Wesley was also a great organizer. As Methodism rapidly acquired adherents, he saw the need for greater discipline and organization. He organized the first real Methodist "society" in 1739. He issued "society tickets" to those he considered worthy of full membership. Members were further divided into classes. Each class had a leader who was charged with collecting a penny from each member every week. Societies were formed into "circuits" with a superintendent in charge of each. Despite this organization it was never Wesley's intention to break away from the Church of England, and the Methodists were never formally separated from the Church of England until sometime after Wesley's death in 1791.


II. The Great Awakening

From 1726 until it was overshadowed by the American Revolution a vast religious fervor swept America. It has been called "the Great Awakening" and seems to have been the American version of the revivals that occurred in England (Methodism) and Germany (Pietism). It was characterized by fiery preaching and emotional displays. Emphasis was placed on sin and salvation while doctrinal differences among denominations were downplayed. "Conversion" took the form of an emotional experience which provided entrance to a transformed life characterized by strict morality and earnest piety. As usual, there were clashes between those who embraced the invigorating new religious style and those who preferred the old, more sedate style.


III. Exercises (Please click on "File" on your browser window, then "Print" to print out this page.)

(1) (T or F) Methodical, or regular, attendance to spiritual activities makes one a Methodist.

(2) (T or F) Justification and sanctification may occur at two different times.

(3) (T or F) John Wesley never wanted Methodists to have a status entirely independent of the Church of England.
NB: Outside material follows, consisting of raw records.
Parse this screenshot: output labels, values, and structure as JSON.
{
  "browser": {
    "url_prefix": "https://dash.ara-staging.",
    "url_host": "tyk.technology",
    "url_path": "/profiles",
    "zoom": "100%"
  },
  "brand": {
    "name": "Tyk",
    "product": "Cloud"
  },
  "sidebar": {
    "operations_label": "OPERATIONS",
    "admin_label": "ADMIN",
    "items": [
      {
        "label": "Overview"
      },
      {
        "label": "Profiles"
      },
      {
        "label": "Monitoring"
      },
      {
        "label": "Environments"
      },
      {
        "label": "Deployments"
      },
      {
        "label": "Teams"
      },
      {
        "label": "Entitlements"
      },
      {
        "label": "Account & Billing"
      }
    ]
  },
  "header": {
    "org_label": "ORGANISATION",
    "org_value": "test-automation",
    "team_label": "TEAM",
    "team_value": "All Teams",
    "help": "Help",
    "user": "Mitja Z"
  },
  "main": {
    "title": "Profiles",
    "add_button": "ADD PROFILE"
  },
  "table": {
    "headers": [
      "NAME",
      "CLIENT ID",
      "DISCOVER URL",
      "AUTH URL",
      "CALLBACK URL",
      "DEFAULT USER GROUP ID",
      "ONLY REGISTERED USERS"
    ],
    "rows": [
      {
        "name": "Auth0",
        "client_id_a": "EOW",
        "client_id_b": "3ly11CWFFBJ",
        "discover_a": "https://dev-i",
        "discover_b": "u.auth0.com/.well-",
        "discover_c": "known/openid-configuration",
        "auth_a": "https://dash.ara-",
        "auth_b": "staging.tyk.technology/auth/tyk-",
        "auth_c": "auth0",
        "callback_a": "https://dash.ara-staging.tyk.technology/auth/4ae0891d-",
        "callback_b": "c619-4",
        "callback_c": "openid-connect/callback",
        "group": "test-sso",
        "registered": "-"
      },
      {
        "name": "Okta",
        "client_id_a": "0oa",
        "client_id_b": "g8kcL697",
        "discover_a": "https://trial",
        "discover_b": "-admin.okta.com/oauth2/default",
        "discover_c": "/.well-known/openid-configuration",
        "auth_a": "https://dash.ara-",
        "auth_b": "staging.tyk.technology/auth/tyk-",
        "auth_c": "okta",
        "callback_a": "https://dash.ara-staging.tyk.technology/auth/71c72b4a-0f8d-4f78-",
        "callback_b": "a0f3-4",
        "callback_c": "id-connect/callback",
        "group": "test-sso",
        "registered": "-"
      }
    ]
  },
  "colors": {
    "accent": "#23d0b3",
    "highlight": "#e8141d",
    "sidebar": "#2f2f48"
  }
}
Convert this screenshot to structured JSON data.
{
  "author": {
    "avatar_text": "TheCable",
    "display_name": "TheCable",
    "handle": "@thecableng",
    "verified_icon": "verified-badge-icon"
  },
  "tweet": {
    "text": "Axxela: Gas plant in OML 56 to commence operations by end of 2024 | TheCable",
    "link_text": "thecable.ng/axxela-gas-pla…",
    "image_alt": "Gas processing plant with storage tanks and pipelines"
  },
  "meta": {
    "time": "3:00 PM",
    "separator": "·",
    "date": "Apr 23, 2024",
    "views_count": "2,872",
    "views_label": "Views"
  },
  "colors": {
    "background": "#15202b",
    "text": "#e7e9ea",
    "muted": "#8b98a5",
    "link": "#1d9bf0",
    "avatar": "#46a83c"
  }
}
(4) What two elements does the gospel of Christ require that one have in balance in his service to God?


(5) What was wrong with Wesley's superstitious methods of determining what he should do?


(6) What was a chief characteristic of Methodist-type conversions? How do they compare with Scriptural conversions?


(7) What two doctrines caused controversies in the Methodist ranks? Briefly, what do the Scriptures say about them?


(8) How were early Methodist groups organized?


Click Your Choice